(This is my contribution to our monthly Session. Jay Brooks is recapping this month.)
Britain’s Campaign for Real Ale has designated May as Mild Month – and tomorrow as National Mild Day.
What does this mean? From the CAMRA web site: “We ask licensees to come on board by stocking this style of beer, encouraging pub-goers to try a few Milds throughout the month and hope that all of our members participate in Mild events up and down the country.”
Suppose, instead, it were Mild Month in the United States – that the Brewers Association promoted it like American Craft Beer Week. It wouldn’t be enough to suggest pub-goers drop by their local and try the regular Mild, because there’s something of a shortage. (If you look at comments from participants you’ll see finding Milds has been a challenge.)
It would mean brewing something new, and presenting it as special, which would draw attention to the style. Maybe brewers in a region would get together for mini-festivals. Since Mild truly shines when (properly) served on cask it would be another chance to break out the firkins.
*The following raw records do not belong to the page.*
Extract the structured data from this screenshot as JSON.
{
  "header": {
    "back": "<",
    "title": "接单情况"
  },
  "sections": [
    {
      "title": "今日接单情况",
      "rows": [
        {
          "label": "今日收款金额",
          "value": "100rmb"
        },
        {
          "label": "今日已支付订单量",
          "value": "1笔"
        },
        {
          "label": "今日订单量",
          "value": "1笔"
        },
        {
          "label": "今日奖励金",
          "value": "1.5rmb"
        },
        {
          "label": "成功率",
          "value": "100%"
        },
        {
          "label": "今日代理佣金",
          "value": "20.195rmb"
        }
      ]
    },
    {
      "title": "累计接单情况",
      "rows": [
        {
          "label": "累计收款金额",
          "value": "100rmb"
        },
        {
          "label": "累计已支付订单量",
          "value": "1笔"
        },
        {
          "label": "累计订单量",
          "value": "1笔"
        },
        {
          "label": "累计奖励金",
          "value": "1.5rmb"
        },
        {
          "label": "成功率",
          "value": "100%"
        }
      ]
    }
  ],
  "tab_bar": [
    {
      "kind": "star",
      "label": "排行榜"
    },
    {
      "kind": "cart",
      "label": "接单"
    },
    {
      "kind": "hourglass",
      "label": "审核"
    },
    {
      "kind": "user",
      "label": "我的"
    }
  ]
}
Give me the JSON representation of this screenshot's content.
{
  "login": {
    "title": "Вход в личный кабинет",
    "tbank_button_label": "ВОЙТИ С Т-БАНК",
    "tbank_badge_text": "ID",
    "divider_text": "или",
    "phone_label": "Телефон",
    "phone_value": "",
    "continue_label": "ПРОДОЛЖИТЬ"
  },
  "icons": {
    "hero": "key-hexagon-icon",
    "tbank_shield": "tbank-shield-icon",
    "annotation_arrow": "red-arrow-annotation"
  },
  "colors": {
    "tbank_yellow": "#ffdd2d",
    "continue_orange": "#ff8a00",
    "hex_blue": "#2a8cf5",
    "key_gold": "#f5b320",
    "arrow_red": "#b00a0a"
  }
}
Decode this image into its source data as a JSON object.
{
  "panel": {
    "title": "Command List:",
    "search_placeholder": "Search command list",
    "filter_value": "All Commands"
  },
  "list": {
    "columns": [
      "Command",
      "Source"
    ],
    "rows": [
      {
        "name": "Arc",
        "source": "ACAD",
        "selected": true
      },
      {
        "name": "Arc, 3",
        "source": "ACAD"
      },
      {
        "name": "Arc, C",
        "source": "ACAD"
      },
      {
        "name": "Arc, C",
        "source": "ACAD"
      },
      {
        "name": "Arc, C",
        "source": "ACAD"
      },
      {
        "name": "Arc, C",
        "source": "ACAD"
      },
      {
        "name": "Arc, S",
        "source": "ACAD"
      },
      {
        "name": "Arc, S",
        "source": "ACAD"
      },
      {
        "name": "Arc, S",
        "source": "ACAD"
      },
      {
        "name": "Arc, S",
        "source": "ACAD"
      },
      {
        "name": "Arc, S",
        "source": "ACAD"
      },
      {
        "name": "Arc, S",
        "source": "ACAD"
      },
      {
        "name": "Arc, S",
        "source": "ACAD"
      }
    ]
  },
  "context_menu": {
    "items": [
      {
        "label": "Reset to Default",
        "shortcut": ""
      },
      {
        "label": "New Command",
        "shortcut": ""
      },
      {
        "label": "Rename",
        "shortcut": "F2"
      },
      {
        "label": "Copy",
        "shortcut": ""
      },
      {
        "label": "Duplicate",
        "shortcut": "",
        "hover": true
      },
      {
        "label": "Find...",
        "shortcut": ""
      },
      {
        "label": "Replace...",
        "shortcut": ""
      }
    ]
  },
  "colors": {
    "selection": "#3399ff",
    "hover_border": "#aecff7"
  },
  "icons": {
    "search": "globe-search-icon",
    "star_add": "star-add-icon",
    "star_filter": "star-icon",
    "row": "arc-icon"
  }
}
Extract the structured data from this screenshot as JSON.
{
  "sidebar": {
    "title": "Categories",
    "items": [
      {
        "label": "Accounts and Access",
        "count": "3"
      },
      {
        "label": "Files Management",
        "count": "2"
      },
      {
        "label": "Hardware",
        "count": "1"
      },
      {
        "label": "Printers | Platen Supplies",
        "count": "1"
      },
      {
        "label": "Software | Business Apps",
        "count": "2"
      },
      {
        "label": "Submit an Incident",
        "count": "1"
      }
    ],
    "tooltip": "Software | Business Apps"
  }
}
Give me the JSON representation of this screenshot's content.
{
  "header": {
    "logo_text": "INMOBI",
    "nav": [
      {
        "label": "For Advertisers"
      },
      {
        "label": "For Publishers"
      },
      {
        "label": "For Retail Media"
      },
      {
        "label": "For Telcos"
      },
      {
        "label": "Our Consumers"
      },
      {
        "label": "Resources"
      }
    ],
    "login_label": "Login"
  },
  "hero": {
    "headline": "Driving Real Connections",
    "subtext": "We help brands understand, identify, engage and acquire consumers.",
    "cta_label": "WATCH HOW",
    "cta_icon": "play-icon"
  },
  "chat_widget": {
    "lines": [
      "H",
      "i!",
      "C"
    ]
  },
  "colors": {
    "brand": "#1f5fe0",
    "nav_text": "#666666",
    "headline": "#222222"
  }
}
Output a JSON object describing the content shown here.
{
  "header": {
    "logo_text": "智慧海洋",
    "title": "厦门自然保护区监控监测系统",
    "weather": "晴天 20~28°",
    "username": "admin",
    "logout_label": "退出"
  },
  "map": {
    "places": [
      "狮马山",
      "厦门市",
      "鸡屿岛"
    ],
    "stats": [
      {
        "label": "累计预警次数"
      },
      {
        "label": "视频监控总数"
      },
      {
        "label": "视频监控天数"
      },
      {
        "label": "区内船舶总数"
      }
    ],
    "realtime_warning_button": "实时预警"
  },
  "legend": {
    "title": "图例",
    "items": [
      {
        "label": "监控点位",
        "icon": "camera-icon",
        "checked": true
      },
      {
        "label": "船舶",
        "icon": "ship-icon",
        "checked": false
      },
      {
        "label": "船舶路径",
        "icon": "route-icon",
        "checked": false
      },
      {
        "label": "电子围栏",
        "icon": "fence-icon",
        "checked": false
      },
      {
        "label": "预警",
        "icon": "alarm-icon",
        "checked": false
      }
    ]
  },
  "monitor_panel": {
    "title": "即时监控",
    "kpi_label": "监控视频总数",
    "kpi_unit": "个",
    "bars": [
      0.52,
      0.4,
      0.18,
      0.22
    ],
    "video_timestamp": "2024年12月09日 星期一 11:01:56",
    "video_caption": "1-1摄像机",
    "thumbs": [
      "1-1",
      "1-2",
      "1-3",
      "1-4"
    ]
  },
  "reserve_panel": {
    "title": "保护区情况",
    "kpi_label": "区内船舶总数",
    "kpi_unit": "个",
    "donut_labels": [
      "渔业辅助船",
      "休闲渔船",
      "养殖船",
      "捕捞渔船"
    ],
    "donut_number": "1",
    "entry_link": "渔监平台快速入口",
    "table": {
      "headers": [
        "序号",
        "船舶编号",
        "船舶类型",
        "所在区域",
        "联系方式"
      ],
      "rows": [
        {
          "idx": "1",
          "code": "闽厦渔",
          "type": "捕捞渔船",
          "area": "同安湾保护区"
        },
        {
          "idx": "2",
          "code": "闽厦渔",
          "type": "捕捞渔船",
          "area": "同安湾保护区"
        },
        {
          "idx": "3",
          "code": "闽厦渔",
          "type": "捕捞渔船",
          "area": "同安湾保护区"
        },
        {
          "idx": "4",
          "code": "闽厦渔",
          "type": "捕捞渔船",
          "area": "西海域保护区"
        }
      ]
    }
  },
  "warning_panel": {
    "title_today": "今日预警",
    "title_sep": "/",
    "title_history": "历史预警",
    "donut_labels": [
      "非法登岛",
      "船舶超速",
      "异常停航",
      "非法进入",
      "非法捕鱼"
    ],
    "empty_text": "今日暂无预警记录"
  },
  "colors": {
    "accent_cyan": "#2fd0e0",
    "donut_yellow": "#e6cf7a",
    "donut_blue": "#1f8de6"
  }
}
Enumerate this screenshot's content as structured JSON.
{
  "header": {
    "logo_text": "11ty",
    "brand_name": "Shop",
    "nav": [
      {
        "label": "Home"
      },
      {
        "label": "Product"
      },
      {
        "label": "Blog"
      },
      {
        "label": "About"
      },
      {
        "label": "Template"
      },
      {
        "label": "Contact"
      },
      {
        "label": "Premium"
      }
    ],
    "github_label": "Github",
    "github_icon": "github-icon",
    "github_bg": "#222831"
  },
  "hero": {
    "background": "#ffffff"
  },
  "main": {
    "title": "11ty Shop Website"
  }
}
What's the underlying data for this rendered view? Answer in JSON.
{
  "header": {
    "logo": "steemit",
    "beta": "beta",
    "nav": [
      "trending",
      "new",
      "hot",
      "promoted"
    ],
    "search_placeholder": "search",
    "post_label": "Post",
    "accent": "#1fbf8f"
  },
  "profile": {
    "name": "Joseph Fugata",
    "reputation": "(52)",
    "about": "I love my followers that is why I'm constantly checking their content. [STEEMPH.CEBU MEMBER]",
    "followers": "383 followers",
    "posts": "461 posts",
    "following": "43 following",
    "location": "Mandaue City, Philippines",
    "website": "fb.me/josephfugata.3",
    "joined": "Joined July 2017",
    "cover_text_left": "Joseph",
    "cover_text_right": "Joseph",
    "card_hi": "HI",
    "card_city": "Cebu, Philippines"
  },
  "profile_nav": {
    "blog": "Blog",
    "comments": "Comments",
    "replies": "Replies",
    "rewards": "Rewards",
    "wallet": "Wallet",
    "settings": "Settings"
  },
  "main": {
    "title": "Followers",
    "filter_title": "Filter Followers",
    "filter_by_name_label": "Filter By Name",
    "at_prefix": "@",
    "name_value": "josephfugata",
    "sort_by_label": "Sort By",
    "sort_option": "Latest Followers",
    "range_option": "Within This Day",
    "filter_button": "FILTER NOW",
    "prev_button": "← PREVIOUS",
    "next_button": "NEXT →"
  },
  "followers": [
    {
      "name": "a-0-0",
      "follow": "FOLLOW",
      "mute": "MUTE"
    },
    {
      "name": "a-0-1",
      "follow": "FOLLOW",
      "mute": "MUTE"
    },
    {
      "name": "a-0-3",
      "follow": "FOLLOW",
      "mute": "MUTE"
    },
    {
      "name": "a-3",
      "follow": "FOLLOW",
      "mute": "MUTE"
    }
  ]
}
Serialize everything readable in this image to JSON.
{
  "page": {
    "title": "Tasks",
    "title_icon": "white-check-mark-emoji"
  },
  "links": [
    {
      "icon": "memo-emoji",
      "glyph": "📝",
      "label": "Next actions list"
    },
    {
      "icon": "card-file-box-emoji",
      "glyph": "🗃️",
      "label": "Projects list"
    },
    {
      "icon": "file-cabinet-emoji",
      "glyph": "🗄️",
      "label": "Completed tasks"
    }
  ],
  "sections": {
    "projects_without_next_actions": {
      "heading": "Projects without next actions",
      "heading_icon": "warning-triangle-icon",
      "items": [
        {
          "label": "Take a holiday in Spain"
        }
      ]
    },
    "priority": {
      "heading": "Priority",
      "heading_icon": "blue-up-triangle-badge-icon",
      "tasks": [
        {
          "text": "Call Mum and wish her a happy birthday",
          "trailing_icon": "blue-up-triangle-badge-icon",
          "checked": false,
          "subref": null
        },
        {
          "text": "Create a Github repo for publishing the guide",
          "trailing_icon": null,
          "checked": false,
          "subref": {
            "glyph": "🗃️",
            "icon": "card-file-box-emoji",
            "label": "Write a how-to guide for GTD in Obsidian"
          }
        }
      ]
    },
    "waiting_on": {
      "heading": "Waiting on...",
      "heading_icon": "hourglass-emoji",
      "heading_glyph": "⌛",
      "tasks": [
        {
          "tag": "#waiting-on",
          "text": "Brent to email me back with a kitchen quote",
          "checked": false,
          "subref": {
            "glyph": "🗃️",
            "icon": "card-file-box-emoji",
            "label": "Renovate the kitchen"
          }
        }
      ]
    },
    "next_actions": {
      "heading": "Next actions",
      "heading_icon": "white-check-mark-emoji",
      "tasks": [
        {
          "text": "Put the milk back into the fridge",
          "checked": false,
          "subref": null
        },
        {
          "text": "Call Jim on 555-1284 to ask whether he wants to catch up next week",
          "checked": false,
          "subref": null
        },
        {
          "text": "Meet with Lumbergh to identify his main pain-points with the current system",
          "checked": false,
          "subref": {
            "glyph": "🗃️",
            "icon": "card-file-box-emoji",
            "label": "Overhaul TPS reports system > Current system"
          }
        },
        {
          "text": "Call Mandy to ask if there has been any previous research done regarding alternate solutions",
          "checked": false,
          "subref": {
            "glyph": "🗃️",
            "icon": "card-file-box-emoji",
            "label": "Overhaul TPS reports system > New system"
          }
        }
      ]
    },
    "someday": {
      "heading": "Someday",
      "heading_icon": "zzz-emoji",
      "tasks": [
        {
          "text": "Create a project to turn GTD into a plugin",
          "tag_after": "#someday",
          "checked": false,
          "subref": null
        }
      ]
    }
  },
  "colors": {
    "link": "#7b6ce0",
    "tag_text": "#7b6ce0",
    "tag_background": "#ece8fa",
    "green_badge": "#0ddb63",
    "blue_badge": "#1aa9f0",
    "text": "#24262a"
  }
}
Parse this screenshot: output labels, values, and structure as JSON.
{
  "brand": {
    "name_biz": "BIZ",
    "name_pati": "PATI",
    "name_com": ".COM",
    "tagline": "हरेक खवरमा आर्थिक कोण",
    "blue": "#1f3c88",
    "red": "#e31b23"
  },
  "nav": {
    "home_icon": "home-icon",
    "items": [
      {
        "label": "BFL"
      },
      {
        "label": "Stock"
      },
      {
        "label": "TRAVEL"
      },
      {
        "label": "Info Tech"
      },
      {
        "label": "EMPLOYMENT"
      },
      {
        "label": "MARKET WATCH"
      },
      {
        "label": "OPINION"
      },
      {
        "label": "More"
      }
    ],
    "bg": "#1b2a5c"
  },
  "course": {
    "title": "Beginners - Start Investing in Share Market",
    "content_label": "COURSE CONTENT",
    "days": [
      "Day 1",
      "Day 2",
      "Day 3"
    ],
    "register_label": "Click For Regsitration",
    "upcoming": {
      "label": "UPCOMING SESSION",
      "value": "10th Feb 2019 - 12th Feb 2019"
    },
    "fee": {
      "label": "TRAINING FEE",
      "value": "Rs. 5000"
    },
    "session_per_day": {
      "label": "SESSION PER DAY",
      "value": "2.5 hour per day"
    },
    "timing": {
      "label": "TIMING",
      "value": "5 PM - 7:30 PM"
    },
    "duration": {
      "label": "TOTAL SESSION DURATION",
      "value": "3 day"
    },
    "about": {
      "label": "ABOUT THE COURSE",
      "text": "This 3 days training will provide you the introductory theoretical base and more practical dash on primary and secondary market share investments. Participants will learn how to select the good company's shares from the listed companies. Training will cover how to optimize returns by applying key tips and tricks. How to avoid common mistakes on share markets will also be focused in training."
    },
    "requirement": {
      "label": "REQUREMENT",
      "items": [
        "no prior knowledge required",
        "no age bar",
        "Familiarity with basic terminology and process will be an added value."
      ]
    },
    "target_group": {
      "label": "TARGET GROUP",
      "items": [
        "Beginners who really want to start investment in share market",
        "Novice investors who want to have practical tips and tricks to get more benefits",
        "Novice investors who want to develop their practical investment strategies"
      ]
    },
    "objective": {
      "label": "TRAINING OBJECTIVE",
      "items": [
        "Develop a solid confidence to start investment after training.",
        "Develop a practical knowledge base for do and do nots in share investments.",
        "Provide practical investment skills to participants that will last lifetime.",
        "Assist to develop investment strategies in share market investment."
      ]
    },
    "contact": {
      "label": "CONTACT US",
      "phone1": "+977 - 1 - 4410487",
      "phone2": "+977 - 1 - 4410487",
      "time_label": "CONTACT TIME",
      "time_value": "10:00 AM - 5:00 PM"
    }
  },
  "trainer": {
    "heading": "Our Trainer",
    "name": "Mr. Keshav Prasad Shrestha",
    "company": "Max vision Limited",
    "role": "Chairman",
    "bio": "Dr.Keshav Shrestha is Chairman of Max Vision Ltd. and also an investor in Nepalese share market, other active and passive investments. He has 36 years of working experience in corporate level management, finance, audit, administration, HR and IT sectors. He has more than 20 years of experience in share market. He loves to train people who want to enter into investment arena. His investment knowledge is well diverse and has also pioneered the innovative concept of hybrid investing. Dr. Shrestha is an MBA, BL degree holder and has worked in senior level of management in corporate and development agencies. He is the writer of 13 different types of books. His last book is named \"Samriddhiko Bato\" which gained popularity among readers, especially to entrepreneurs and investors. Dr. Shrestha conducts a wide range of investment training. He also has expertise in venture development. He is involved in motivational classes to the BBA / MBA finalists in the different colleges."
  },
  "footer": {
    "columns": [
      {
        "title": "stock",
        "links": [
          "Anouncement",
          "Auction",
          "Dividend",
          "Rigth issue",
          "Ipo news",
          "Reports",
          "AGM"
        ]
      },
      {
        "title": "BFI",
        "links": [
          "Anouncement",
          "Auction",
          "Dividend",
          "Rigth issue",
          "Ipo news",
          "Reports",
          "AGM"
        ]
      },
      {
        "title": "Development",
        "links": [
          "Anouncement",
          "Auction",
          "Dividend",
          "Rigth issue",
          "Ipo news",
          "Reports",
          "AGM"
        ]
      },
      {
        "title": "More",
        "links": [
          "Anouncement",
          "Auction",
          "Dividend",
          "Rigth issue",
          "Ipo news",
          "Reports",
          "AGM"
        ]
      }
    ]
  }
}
We’d certainly expect American brewers to explore historical versions of this style. And that would be an opportunity for all sorts of fun.
In “Brew Your Own British Real Ale,” Graham Wheeler and Roger Protz write, “In the modern sense it means ‘mildly hopped,’ although in the old sense it meant not sour!” They explain:
The origins of the term Mild ale stem from the early days of commercial brewing. In those days many people did not feel that a beer had matured properly until it was beginning to turn sour, i.e. until an acetic acid taste was beginning to develop. However, the degree of acidity was a matter of individual taste and differences in personal preference were overcome by publicans supplying two grades of beer: Mild beer, which was a fresh immature ber; and Stale beer, which was the same stuff only it had been kept for up to a year and was beginning to turn sour. The customer mixed these in his tankard in appropriate quantities to give him the desired tang. Some moneyed people made a trade of buying mild and keeping it until it was sour and selling it to the publicans at a profit. Stale was therefore more expensive than Mild so many people drank mild on its own and this eventually came to dominate public taste.
They state that the Milds of 300 years ago were simply immature versions of the standard brown beers of the day. In 1805 a Mild would have had a gravity of 1.085, in 1871 it would have been 1.070 and in 1913 1.050. While we praise Mild as a lower alcohol session beer, they contend that Mild dropped to a gravity of 1.034 for a different reason: “Twentieth century greed.”
Think what American brewers might do with this information. Some would accept the challenge and stick to beers of 3.2% to 3.6% alcohol brimming with flavor. Others would create something more radical – and clearly not what CAMRA has in mind.
Guess you should be careful what you wish for.
– The solution to “saving” Mild probably doesn’t include giving it a new name, but it might help. As Tomme Arthur of Port/Lost Abbey points out in writing about his Dawn Patrol Dark Mild sounds so, well, mild.
– Last January a New York Times tasting panel picked Ellie’s Brown Ale from Avery Brewing in Colorado as their favorite when they evaluated brown ales. Avery is better known for its range of high alcohol and highly hopped beers, and those are still the ones selling the best despite the NYT publicity.
“One of our brewers suggested maybe we should change the name (from Ellie’s) to Extreme Mild,” brewery founder Adam Avery said.
A tasting note
So the point of The Session is we all taste around a central theme and write about what we taste, so I better give you a tasting note.
Like many I can’t stop by the corner store and pick up a proper Mild. So first I thought I’d go with Deschutes Buzzsaw Brown, because at 4.8% it is mild by American standards and because I like it. Then reading Wheeler and Protz convinced me to do something I think I promised not to when we started the Session – write about a homebrewed beer.
Garden Variety Gruit is brewed in the manor of a gruit ale from the Middle Ages, when the church controlled the ingredients and brewers didn’t use hops. The recipe takes inspiration from Randy Mosher’s Radical Brewing, although true to the author’s wishes I didn’t follow his recipe by rote.
I used a little more lightly smoked malt than he suggested – and, by golly, Wheeler and Protz talk about smoked malt in early Milds – and the mix of spices was different since I walked around my yard and collected stuff I knew wouldn’t kill you. Even though I cut back on the cardamom it still dominates right now, and might forever. It adds an unfortunate astringent note, not totally unlike a badly hopped beer.
I figure if I keep bottles stored long enough that might fade. Probably about the time the beer (remember, hops are a preservative) starts to turn sour. Then I’ll have a Stale. Is that on The Session calendar?